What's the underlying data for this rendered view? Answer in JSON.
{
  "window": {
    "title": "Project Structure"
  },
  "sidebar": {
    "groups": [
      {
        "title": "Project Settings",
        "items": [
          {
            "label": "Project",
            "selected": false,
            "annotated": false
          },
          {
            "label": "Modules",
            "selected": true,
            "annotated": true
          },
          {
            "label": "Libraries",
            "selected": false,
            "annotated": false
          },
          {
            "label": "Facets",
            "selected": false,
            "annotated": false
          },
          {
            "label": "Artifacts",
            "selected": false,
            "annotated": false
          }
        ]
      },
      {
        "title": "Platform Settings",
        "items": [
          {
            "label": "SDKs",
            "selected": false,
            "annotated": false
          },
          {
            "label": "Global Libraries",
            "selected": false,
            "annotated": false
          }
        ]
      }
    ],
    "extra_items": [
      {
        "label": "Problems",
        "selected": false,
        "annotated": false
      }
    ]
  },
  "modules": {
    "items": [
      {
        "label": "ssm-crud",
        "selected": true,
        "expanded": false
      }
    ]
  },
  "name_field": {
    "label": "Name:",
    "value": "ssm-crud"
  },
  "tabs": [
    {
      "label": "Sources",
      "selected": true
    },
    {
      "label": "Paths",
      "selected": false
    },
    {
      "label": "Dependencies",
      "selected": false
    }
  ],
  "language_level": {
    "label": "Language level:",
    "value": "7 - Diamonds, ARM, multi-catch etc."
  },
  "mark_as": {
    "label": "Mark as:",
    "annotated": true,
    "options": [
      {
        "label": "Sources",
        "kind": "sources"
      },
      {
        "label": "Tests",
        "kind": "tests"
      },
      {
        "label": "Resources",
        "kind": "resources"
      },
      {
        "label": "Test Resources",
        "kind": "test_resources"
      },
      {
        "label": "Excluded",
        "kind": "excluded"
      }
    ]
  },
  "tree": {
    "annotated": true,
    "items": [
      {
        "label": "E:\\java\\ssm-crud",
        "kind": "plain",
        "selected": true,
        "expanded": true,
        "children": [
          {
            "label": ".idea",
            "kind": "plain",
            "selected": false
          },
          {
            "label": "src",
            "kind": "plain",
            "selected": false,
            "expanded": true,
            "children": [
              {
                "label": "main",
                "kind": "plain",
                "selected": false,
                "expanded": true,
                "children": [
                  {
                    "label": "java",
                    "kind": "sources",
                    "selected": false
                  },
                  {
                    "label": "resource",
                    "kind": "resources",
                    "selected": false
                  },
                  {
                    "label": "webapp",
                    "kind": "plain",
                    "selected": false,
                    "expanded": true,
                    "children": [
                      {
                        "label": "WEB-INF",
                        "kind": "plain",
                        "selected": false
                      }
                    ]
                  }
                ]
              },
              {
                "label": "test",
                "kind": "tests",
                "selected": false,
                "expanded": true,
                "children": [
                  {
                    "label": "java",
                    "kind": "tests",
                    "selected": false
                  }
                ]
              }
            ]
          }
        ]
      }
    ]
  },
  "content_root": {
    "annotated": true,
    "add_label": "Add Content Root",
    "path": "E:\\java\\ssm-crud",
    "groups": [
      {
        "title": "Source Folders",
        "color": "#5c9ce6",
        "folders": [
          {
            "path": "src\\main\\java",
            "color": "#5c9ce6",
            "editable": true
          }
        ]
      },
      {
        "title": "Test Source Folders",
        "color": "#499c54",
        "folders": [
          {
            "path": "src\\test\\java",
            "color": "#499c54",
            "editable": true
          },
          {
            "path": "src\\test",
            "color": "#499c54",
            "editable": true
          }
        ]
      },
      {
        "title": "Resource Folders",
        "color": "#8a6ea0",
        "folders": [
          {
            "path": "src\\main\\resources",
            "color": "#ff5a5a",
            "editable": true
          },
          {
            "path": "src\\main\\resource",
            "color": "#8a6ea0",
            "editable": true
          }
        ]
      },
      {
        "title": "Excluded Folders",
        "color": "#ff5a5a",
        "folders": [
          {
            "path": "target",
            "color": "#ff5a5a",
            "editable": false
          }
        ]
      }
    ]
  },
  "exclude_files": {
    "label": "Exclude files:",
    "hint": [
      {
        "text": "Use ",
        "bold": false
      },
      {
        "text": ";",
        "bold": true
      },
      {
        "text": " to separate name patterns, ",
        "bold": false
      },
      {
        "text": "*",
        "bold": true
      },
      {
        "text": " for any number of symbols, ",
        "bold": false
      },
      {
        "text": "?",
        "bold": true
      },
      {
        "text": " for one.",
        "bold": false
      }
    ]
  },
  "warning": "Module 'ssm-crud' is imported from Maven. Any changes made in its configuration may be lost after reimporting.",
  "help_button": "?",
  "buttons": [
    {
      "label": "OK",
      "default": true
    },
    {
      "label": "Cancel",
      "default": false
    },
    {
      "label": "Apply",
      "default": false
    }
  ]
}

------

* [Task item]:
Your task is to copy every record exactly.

* [Your solution]:
What's the underlying data for this rendered view? Answer in JSON.
{
  "window": {
    "title": "Project Structure"
  },
  "sidebar": {
    "groups": [
      {
        "title": "Project Settings",
        "items": [
          {
            "label": "Project",
            "selected": false,
            "annotated": false
          },
          {
            "label": "Modules",
            "selected": true,
            "annotated": true
          },
          {
            "label": "Libraries",
            "selected": false,
            "annotated": false
          },
          {
            "label": "Facets",
            "selected": false,
            "annotated": false
          },
          {
            "label": "Artifacts",
            "selected": false,
            "annotated": false
          }
        ]
      },
      {
        "title": "Platform Settings",
        "items": [
          {
            "label": "SDKs",
            "selected": false,
            "annotated": false
          },
          {
            "label": "Global Libraries",
            "selected": false,
            "annotated": false
          }
        ]
      }
    ],
    "extra_items": [
      {
        "label": "Problems",
        "selected": false,
        "annotated": false
      }
    ]
  },
  "modules": {
    "items": [
      {
        "label": "ssm-crud",
        "selected": true,
        "expanded": false
      }
    ]
  },
  "name_field": {
    "label": "Name:",
    "value": "ssm-crud"
  },
  "tabs": [
    {
      "label": "Sources",
      "selected": true
    },
    {
      "label": "Paths",
      "selected": false
    },
    {
      "label": "Dependencies",
      "selected": false
    }
  ],
  "language_level": {
    "label": "Language level:",
    "value": "7 - Diamonds, ARM, multi-catch etc."
  },
  "mark_as": {
    "label": "Mark as:",
    "annotated": true,
    "options": [
      {
        "label": "Sources",
        "kind": "sources"
      },
      {
        "label": "Tests",
        "kind": "tests"
      },
      {
        "label": "Resources",
        "kind": "resources"
      },
      {
        "label": "Test Resources",
        "kind": "test_resources"
      },
      {
        "label": "Excluded",
        "kind": "excluded"
      }
    ]
  },
  "tree": {
    "annotated": true,
    "items": [
      {
        "label": "E:\\java\\ssm-crud",
        "kind": "plain",
        "selected": true,
        "expanded": true,
        "children": [
          {
            "label": ".idea",
            "kind": "plain",
            "selected": false
          },
          {
            "label": "src",
            "kind": "plain",
            "selected": false,
            "expanded": true,
            "children": [
              {
                "label": "main",
                "kind": "plain",
                "selected": false,
                "expanded": true,
                "children": [
                  {
                    "label": "java",
                    "kind": "sources",
                    "selected": false
                  },
                  {
                    "label": "resource",
                    "kind": "resources",
                    "selected": false
                  },
                  {
                    "label": "webapp",
                    "kind": "plain",
                    "selected": false,
                    "expanded": true,
                    "children": [
                      {
                        "label": "WEB-INF",
                        "kind": "plain",
                        "selected": false
                      }
                    ]
                  }
                ]
              },
              {
                "label": "test",
                "kind": "tests",
                "selected": false,
                "expanded": true,
                "children": [
                  {
                    "label": "java",
                    "kind": "tests",
                    "selected": false
                  }
                ]
              }
            ]
          }
        ]
      }
    ]
  },
  "content_root": {
    "annotated": true,
    "add_label": "Add Content Root",
    "path": "E:\\java\\ssm-crud",
    "groups": [
      {
        "title": "Source Folders",
        "color": "#5c9ce6",
        "folders": [
          {
            "path": "src\\main\\java",
            "color": "#5c9ce6",
            "editable": true
          }
        ]
      },
      {
        "title": "Test Source Folders",
        "color": "#499c54",
        "folders": [
          {
            "path": "src\\test\\java",
            "color": "#499c54",
            "editable": true
          },
          {
            "path": "src\\test",
            "color": "#499c54",
            "editable": true
          }
        ]
      },
      {
        "title": "Resource Folders",
        "color": "#8a6ea0",
        "folders": [
          {
            "path": "src\\main\\resources",
            "color": "#ff5a5a",
            "editable": true
          },
          {
            "path": "src\\main\\resource",
            "color": "#8a6ea0",
            "editable": true
          }
        ]
      },
      {
        "title": "Excluded Folders",
        "color": "#ff5a5a",
        "folders": [
          {
            "path": "target",
            "color": "#ff5a5a",
            "editable": false
          }
        ]
      }
    ]
  },
  "exclude_files": {
    "label": "Exclude files:",
    "hint": [
      {
        "text": "Use ",
        "bold": false
      },
      {
        "text": ";",
        "bold": true
      },
      {
        "text": " to separate name patterns, ",
        "bold": false
      },
      {
        "text": "*",
        "bold": true
      },
      {
        "text": " for any number of symbols, ",
        "bold": false
      },
      {
        "text": "?",
        "bold": true
      },
      {
        "text": " for one.",
        "bold": false
      }
    ]
  },
  "warning": "Module 'ssm-crud' is imported from Maven. Any changes made in its configuration may be lost after reimporting.",
  "help_button": "?",
  "buttons": [
    {
      "label": "OK",
      "default": true
    },
    {
      "label": "Cancel",
      "default": false
    },
    {
      "label": "Apply",
      "default": false
    }
  ]
}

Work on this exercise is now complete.